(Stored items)
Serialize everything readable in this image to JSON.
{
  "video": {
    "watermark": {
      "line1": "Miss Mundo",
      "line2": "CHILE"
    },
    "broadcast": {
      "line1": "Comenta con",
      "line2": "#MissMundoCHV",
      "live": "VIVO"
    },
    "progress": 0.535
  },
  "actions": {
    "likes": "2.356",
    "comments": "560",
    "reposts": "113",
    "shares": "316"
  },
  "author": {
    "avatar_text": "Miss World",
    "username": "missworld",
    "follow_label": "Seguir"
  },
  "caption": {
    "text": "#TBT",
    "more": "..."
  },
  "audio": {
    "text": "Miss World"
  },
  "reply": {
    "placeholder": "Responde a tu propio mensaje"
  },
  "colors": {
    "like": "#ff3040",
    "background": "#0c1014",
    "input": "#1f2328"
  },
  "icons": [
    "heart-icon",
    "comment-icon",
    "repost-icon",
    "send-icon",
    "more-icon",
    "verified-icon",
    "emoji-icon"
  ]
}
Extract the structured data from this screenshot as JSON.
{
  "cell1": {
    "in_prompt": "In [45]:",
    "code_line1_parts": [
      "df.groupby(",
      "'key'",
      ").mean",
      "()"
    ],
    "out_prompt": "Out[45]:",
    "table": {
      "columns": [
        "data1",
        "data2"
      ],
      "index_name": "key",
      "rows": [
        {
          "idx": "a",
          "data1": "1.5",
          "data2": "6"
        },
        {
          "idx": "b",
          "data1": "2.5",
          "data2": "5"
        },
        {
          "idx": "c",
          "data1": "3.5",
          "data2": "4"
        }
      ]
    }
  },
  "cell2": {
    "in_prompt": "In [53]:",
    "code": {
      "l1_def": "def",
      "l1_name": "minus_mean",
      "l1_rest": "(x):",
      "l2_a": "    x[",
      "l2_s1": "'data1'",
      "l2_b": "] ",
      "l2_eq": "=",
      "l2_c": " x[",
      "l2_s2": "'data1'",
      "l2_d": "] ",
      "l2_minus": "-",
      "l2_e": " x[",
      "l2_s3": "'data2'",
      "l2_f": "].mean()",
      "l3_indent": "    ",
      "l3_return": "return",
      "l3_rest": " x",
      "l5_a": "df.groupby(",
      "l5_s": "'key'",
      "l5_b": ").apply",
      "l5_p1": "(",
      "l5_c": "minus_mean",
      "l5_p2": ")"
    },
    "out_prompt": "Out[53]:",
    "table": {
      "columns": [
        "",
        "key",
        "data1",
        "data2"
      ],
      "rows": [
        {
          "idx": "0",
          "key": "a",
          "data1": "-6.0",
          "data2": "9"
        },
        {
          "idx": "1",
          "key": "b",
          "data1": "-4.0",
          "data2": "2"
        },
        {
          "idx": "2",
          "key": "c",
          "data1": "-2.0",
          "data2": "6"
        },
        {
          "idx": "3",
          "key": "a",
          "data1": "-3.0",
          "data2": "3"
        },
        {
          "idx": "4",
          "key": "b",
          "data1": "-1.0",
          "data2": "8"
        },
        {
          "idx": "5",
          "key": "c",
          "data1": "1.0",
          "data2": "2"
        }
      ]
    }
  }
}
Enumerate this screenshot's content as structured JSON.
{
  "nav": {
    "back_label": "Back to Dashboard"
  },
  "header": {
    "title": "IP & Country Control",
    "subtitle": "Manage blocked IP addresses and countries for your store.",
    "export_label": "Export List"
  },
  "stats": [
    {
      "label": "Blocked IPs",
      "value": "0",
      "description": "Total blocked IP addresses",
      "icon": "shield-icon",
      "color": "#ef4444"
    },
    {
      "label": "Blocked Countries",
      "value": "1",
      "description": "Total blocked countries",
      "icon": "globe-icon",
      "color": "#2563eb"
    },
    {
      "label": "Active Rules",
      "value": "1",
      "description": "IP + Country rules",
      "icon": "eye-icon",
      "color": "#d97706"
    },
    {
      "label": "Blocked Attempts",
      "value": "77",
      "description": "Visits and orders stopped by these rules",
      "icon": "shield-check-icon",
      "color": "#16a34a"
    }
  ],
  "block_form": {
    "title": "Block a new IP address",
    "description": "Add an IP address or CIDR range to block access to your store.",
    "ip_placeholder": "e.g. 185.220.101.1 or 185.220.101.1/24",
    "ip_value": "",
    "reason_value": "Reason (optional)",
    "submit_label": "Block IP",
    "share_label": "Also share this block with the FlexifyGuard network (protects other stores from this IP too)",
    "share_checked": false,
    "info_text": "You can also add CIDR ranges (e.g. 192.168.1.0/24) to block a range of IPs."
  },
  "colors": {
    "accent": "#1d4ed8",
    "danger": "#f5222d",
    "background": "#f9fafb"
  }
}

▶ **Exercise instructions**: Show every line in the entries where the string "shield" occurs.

▶ **Answer to the exercise**:
      "icon": "shield-icon",
      "icon": "shield-check-icon",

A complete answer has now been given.